───── Data supplied ─────
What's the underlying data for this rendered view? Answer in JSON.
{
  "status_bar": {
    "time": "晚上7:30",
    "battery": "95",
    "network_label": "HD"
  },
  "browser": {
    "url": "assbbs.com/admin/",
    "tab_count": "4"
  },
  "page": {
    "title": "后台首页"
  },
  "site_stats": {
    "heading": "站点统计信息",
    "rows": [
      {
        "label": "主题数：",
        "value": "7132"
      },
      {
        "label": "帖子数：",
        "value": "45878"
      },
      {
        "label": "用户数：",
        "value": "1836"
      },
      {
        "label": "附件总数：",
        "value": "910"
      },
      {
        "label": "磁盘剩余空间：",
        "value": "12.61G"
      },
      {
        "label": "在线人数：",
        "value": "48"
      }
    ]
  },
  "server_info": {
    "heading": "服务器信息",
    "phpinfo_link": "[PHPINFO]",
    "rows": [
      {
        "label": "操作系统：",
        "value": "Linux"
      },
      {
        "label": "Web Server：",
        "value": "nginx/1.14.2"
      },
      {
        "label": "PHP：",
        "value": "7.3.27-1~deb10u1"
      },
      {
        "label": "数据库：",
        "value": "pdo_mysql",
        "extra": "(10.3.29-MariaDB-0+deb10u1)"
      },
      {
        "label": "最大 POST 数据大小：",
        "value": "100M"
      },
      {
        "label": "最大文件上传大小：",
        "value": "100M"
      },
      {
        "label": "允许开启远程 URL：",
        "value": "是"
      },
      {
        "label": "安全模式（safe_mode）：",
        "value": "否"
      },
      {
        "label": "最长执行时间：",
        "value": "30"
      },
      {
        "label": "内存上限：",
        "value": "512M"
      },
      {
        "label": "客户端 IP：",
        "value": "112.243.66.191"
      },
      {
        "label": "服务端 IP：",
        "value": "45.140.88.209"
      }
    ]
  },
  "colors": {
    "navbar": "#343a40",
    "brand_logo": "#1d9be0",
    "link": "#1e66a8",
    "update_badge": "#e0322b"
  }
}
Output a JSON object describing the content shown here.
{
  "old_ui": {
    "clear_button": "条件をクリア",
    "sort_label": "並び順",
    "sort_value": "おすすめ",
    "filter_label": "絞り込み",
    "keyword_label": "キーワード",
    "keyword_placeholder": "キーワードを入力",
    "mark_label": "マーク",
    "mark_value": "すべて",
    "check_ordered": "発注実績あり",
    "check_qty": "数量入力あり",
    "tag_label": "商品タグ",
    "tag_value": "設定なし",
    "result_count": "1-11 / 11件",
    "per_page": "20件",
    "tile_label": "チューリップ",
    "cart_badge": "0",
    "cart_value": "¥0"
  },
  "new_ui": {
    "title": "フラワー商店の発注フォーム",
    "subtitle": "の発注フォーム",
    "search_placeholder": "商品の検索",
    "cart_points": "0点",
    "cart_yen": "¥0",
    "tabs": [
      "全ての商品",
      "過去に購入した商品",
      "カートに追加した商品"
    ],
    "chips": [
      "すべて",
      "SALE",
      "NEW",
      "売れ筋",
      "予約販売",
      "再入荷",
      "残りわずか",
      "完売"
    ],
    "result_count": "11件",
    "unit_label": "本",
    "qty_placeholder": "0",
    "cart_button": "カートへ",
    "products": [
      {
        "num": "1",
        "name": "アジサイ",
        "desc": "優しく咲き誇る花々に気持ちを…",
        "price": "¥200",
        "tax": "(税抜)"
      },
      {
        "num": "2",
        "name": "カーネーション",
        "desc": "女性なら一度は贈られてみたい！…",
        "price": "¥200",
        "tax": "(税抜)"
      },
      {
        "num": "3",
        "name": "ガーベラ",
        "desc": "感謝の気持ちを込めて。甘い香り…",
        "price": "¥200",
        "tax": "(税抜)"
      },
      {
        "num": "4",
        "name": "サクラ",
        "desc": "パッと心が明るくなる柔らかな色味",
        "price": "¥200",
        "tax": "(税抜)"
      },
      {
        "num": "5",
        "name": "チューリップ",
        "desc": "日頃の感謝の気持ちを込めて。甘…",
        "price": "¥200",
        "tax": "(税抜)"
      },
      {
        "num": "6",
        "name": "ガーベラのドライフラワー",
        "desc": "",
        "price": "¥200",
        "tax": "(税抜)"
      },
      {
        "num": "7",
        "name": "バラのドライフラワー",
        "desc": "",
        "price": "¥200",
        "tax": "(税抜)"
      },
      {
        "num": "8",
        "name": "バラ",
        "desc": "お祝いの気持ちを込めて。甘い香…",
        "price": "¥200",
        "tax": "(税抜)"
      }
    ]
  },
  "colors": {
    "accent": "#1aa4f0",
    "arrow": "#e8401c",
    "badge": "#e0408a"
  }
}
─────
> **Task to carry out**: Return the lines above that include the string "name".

> **Your response**:
        "name": "アジサイ",
        "name": "カーネーション",
        "name": "ガーベラ",
        "name": "サクラ",
        "name": "チューリップ",
        "name": "ガーベラのドライフラワー",
        "name": "バラのドライフラワー",
        "name": "バラ",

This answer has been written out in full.